* Required action *
Copy each line of the listing that includes "field".

* Recorded information *
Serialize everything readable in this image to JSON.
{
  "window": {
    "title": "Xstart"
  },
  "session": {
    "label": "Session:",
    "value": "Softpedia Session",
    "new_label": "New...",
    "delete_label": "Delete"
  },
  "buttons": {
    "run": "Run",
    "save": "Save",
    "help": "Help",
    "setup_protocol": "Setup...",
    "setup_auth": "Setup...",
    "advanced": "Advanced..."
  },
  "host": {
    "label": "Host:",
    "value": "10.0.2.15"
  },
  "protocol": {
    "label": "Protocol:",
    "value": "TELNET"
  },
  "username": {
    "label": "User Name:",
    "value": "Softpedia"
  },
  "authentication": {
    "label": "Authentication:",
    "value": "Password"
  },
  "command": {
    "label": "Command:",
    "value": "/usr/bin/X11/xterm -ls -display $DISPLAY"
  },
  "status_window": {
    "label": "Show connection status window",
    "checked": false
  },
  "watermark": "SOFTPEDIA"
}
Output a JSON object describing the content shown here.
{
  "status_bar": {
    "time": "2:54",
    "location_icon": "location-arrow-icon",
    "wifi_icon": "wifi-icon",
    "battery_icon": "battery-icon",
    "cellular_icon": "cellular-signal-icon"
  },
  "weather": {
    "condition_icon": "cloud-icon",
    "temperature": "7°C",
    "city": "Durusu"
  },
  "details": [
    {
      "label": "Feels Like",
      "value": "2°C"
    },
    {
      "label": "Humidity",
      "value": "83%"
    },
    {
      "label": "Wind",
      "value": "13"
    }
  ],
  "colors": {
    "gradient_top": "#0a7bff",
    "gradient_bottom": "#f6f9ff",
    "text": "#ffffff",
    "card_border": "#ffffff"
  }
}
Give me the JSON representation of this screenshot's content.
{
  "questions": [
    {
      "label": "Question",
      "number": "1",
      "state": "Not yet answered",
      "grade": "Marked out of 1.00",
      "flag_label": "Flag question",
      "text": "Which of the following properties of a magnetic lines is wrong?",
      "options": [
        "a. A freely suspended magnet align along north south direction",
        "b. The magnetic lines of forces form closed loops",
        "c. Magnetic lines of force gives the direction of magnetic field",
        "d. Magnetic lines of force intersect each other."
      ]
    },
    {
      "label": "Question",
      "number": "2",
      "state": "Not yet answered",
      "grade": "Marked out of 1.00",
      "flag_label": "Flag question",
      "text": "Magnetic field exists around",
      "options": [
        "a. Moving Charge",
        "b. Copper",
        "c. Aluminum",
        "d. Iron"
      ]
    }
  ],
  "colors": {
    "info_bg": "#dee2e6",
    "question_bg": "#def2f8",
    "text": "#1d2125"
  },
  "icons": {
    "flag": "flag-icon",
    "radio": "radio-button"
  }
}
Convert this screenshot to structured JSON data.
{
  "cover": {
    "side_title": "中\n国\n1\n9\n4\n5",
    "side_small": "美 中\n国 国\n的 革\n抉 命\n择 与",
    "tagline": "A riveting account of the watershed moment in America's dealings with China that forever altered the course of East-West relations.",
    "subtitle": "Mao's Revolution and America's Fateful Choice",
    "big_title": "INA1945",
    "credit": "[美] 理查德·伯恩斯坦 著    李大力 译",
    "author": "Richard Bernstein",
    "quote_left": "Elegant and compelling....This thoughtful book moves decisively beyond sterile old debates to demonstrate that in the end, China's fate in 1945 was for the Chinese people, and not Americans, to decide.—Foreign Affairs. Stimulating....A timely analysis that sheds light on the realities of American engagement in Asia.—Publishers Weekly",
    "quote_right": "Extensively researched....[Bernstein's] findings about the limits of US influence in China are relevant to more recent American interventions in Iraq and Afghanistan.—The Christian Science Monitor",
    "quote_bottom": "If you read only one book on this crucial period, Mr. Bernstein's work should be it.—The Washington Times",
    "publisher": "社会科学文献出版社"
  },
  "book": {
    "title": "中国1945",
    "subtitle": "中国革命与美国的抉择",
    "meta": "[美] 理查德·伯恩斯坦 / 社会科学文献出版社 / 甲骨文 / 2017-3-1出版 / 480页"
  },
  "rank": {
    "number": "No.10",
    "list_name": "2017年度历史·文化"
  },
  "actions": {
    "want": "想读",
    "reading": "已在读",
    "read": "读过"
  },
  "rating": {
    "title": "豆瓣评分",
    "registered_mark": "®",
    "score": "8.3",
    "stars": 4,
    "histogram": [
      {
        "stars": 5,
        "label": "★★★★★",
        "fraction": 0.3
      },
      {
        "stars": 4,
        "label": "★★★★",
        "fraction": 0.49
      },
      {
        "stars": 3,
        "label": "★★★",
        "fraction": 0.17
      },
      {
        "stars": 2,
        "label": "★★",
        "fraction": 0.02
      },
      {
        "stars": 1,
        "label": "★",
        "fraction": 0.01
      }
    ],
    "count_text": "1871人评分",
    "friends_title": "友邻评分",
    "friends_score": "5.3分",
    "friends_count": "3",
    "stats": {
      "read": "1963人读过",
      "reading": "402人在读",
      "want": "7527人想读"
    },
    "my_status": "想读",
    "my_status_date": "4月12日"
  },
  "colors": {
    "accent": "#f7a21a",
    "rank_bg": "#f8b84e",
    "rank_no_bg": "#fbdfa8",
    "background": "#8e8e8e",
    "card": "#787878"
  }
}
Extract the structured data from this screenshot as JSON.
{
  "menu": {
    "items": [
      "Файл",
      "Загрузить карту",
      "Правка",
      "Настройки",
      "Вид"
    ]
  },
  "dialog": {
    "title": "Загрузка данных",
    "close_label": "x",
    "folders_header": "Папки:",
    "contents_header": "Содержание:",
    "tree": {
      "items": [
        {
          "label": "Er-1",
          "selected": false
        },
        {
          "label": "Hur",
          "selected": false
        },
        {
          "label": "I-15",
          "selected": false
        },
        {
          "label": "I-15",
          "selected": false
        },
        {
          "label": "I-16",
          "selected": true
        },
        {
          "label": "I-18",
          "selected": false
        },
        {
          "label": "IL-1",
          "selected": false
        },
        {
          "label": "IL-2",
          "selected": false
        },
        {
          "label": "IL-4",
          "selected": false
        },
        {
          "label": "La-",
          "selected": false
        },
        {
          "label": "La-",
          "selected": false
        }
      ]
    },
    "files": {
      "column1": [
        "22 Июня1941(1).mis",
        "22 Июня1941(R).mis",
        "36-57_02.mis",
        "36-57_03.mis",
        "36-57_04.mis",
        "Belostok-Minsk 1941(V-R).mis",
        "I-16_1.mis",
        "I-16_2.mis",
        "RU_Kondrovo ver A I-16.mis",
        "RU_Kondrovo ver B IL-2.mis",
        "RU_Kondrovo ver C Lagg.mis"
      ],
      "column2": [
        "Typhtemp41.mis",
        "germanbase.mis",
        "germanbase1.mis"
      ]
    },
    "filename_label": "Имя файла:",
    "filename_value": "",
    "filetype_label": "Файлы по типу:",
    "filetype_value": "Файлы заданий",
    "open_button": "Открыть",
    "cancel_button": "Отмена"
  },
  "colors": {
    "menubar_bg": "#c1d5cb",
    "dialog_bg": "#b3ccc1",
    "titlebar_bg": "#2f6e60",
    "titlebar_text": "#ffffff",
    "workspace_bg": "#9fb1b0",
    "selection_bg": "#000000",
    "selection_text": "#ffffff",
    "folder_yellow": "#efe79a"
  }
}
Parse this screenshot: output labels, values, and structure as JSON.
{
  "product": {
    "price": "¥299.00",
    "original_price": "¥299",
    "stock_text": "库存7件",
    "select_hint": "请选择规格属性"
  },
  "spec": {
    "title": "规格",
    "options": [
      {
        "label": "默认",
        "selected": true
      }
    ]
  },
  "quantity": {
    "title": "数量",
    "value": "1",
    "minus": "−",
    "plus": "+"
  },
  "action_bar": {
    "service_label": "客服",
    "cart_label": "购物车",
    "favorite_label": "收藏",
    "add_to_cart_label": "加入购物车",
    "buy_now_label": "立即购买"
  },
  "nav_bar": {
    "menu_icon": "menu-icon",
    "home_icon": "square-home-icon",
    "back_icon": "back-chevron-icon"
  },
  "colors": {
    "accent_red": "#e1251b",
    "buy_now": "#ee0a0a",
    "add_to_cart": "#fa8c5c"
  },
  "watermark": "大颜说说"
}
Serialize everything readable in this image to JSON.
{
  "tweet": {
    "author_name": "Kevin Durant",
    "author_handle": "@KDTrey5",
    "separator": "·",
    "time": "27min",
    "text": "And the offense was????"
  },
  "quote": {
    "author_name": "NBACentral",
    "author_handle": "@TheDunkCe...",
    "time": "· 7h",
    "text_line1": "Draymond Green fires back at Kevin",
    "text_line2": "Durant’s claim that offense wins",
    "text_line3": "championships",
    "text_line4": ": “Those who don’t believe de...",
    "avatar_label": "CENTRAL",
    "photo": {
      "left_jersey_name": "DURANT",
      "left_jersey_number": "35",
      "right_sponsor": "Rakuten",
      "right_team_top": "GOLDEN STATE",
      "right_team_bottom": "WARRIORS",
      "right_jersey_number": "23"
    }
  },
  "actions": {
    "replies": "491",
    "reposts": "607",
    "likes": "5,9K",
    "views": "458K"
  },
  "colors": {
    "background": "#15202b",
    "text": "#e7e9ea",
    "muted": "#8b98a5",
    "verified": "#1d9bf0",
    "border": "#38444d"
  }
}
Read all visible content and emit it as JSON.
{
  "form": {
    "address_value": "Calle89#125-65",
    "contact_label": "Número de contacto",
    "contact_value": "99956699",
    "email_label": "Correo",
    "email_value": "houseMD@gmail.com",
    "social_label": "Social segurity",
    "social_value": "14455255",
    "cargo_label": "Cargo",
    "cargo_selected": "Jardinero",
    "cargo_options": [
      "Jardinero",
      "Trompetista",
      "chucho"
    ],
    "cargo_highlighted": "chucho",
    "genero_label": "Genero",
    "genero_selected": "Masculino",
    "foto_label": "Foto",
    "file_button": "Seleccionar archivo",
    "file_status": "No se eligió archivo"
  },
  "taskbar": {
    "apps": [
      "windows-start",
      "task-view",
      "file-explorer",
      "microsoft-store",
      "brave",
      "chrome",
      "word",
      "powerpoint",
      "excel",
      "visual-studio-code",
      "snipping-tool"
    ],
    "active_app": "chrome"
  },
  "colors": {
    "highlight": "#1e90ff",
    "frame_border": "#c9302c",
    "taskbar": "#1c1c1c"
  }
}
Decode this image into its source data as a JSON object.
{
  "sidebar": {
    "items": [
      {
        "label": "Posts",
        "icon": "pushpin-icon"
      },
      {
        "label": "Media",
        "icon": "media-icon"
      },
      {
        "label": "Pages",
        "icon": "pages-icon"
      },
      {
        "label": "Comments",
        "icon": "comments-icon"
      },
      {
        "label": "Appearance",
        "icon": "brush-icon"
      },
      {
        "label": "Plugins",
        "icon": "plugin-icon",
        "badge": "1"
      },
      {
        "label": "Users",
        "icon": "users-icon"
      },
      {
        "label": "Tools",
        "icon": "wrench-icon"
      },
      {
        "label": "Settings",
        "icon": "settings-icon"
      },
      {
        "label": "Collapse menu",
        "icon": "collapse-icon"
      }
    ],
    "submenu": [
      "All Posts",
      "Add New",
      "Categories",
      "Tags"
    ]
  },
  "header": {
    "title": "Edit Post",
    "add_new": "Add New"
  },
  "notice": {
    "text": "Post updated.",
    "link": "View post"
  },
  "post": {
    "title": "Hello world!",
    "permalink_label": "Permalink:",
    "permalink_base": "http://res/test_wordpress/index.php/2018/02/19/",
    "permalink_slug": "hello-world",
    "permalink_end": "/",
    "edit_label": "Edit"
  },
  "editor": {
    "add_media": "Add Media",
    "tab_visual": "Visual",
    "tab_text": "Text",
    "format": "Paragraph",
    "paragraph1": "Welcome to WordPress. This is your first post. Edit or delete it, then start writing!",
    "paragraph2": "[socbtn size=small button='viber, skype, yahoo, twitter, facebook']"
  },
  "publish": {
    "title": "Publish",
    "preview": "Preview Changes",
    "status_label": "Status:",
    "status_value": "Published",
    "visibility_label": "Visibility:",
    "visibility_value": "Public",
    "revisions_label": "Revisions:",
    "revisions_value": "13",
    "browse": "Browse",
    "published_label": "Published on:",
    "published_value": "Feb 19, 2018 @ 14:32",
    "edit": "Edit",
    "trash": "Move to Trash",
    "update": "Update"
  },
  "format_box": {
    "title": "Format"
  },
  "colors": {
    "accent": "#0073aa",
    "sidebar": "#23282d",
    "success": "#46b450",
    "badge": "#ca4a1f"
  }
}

* Solution *
        "c. Magnetic lines of force gives the direction of magnetic field",
      "text": "Magnetic field exists around",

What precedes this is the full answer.